◆ GIVEN INFORMATION:
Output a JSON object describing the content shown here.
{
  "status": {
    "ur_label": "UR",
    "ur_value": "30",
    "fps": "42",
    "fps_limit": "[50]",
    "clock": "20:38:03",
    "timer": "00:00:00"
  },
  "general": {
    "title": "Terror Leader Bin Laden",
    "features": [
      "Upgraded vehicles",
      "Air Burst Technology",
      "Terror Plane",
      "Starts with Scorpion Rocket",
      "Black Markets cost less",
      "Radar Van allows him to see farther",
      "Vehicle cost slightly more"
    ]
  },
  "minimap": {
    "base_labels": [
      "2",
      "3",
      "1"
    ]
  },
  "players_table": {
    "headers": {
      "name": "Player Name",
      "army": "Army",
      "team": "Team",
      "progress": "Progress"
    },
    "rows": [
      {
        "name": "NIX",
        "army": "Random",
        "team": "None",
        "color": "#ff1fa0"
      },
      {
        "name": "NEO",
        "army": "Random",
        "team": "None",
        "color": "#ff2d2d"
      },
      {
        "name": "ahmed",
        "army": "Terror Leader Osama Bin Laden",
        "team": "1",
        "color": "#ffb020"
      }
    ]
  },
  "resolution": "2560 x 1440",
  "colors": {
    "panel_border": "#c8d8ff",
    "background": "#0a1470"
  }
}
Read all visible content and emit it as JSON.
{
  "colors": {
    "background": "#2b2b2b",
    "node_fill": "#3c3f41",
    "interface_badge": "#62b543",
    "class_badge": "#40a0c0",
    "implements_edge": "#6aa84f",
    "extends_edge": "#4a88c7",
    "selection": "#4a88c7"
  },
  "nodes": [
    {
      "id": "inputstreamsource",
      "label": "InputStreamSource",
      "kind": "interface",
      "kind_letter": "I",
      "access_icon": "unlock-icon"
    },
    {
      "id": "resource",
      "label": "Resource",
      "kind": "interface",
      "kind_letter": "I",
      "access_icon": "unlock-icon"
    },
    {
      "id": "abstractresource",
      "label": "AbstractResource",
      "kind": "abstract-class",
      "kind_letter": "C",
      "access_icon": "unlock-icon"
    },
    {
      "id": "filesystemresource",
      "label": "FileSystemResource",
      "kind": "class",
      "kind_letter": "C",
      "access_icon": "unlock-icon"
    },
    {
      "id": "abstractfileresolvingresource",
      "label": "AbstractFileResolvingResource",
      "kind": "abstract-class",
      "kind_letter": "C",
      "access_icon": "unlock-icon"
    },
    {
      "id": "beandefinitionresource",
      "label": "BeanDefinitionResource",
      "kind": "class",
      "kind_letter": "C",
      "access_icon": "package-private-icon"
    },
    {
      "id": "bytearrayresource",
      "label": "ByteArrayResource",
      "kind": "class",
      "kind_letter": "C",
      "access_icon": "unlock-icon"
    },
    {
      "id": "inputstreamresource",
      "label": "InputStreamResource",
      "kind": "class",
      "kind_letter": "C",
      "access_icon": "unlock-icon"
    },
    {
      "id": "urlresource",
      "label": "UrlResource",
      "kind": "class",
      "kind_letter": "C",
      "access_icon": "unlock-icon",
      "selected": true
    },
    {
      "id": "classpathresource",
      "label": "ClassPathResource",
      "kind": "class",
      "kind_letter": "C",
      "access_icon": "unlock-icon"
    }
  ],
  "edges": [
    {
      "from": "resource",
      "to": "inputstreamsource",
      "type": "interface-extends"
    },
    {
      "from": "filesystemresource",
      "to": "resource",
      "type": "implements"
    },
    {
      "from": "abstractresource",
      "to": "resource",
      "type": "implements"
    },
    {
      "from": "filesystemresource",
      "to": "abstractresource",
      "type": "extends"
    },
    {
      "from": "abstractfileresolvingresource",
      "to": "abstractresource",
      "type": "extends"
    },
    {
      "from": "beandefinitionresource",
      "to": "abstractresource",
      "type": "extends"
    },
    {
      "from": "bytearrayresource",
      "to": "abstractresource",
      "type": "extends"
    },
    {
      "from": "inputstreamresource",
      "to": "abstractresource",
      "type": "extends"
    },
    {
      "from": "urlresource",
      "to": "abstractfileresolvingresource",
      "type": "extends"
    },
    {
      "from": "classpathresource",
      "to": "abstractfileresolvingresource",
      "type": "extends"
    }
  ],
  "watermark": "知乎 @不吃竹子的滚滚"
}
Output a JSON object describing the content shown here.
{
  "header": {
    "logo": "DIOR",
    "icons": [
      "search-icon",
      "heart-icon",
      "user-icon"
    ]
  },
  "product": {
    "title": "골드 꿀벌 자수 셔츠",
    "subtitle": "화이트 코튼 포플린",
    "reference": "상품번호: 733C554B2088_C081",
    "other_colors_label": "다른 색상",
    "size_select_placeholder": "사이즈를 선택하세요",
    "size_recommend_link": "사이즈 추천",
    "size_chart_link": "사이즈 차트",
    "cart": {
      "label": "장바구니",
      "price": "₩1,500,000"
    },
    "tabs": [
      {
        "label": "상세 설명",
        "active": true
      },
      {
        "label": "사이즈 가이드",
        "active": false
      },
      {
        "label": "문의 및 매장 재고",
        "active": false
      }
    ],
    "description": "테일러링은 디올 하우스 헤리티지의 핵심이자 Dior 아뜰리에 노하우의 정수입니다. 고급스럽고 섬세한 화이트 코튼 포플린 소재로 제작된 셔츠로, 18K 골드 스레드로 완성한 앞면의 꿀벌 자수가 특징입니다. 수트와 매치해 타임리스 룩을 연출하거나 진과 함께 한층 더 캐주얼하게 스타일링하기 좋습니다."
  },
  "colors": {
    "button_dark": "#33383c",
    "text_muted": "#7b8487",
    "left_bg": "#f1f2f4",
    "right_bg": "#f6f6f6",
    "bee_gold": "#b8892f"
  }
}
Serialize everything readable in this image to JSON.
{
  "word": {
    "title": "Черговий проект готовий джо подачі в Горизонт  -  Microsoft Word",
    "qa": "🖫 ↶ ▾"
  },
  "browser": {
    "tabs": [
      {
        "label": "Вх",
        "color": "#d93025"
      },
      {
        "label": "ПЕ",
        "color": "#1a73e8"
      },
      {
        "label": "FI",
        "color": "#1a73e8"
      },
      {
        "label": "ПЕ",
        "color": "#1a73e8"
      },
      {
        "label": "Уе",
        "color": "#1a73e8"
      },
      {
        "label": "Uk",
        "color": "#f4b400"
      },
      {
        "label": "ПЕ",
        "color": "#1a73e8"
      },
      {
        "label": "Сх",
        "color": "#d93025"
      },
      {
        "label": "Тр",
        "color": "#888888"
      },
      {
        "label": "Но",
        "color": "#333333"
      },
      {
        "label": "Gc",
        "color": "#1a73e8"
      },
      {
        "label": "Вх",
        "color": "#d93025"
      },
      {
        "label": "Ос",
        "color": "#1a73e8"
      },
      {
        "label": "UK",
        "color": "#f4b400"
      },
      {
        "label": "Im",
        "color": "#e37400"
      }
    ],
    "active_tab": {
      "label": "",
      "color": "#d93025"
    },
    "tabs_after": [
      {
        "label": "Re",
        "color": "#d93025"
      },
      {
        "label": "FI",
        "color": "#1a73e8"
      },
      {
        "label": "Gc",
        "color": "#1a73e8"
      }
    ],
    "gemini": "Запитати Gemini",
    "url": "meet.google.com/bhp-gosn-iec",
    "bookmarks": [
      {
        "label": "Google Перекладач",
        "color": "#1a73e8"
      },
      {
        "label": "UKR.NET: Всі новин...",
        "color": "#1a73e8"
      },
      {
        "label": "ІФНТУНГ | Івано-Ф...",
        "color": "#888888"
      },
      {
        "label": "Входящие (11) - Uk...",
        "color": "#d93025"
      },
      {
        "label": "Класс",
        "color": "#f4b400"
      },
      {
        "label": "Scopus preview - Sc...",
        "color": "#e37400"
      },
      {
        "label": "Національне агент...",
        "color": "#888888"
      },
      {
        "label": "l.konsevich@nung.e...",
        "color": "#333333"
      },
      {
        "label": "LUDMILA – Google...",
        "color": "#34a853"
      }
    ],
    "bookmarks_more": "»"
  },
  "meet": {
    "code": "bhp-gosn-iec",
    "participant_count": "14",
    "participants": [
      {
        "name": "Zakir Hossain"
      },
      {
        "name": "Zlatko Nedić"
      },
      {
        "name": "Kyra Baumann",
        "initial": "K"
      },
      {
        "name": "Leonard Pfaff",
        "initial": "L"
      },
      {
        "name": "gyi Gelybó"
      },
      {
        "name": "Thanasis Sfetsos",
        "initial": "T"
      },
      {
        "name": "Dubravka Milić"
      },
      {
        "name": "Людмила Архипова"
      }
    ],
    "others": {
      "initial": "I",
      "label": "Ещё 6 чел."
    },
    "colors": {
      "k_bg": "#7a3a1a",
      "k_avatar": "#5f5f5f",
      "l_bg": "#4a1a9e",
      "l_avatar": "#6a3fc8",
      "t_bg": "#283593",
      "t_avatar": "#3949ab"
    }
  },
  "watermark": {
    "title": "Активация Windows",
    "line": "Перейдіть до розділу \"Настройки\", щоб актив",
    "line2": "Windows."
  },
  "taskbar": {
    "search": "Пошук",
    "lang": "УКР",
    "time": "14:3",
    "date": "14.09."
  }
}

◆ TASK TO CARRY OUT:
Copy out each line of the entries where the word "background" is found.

◆ SOLUTION FOR THIS PROBLEM:
    "background": "#0a1470"
    "background": "#2b2b2b",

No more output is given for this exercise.